#### WHAT TO WORK ON:
Repeat the whole of the data, keeping every detail the same.

#### RECORDS PROVIDED:
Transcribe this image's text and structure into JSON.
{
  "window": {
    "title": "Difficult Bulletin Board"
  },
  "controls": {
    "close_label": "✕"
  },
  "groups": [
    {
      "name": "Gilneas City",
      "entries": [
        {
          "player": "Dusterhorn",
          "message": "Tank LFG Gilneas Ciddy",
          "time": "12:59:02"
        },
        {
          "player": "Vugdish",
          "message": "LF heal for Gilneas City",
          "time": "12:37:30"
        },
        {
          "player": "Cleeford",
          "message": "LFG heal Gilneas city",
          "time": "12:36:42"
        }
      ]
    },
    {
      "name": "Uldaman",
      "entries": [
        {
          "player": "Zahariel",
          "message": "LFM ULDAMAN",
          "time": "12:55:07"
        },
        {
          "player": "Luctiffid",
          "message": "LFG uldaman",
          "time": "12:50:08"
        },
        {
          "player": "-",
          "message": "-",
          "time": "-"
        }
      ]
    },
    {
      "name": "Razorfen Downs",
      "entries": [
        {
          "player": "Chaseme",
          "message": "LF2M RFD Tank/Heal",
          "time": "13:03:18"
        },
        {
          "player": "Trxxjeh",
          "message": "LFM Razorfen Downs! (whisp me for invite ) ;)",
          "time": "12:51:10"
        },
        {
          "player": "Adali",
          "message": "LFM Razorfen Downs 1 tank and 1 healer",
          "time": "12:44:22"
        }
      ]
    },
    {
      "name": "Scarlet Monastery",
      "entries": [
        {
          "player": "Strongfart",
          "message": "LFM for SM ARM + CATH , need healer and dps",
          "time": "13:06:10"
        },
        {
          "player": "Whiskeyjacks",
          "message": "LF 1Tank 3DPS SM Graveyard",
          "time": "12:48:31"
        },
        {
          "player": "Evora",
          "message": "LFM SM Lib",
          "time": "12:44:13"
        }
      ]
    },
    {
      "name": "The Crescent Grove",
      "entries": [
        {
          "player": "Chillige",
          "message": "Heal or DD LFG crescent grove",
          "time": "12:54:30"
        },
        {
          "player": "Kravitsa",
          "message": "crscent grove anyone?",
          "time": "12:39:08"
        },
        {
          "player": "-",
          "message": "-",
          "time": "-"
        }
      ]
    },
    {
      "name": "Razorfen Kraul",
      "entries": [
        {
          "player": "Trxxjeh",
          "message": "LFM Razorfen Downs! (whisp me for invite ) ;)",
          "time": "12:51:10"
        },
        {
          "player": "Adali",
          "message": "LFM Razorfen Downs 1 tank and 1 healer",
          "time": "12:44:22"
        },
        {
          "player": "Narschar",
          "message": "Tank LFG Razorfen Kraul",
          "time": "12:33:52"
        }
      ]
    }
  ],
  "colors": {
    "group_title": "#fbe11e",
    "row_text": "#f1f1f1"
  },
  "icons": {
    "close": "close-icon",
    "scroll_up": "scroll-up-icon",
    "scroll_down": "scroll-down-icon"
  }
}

#### TASK RESPONSE:
Transcribe this image's text and structure into JSON.
{
  "window": {
    "title": "Difficult Bulletin Board"
  },
  "controls": {
    "close_label": "✕"
  },
  "groups": [
    {
      "name": "Gilneas City",
      "entries": [
        {
          "player": "Dusterhorn",
          "message": "Tank LFG Gilneas Ciddy",
          "time": "12:59:02"
        },
        {
          "player": "Vugdish",
          "message": "LF heal for Gilneas City",
          "time": "12:37:30"
        },
        {
          "player": "Cleeford",
          "message": "LFG heal Gilneas city",
          "time": "12:36:42"
        }
      ]
    },
    {
      "name": "Uldaman",
      "entries": [
        {
          "player": "Zahariel",
          "message": "LFM ULDAMAN",
          "time": "12:55:07"
        },
        {
          "player": "Luctiffid",
          "message": "LFG uldaman",
          "time": "12:50:08"
        },
        {
          "player": "-",
          "message": "-",
          "time": "-"
        }
      ]
    },
    {
      "name": "Razorfen Downs",
      "entries": [
        {
          "player": "Chaseme",
          "message": "LF2M RFD Tank/Heal",
          "time": "13:03:18"
        },
        {
          "player": "Trxxjeh",
          "message": "LFM Razorfen Downs! (whisp me for invite ) ;)",
          "time": "12:51:10"
        },
        {
          "player": "Adali",
          "message": "LFM Razorfen Downs 1 tank and 1 healer",
          "time": "12:44:22"
        }
      ]
    },
    {
      "name": "Scarlet Monastery",
      "entries": [
        {
          "player": "Strongfart",
          "message": "LFM for SM ARM + CATH , need healer and dps",
          "time": "13:06:10"
        },
        {
          "player": "Whiskeyjacks",
          "message": "LF 1Tank 3DPS SM Graveyard",
          "time": "12:48:31"
        },
        {
          "player": "Evora",
          "message": "LFM SM Lib",
          "time": "12:44:13"
        }
      ]
    },
    {
      "name": "The Crescent Grove",
      "entries": [
        {
          "player": "Chillige",
          "message": "Heal or DD LFG crescent grove",
          "time": "12:54:30"
        },
        {
          "player": "Kravitsa",
          "message": "crscent grove anyone?",
          "time": "12:39:08"
        },
        {
          "player": "-",
          "message": "-",
          "time": "-"
        }
      ]
    },
    {
      "name": "Razorfen Kraul",
      "entries": [
        {
          "player": "Trxxjeh",
          "message": "LFM Razorfen Downs! (whisp me for invite ) ;)",
          "time": "12:51:10"
        },
        {
          "player": "Adali",
          "message": "LFM Razorfen Downs 1 tank and 1 healer",
          "time": "12:44:22"
        },
        {
          "player": "Narschar",
          "message": "Tank LFG Razorfen Kraul",
          "time": "12:33:52"
        }
      ]
    }
  ],
  "colors": {
    "group_title": "#fbe11e",
    "row_text": "#f1f1f1"
  },
  "icons": {
    "close": "close-icon",
    "scroll_up": "scroll-up-icon",
    "scroll_down": "scroll-down-icon"
  }
}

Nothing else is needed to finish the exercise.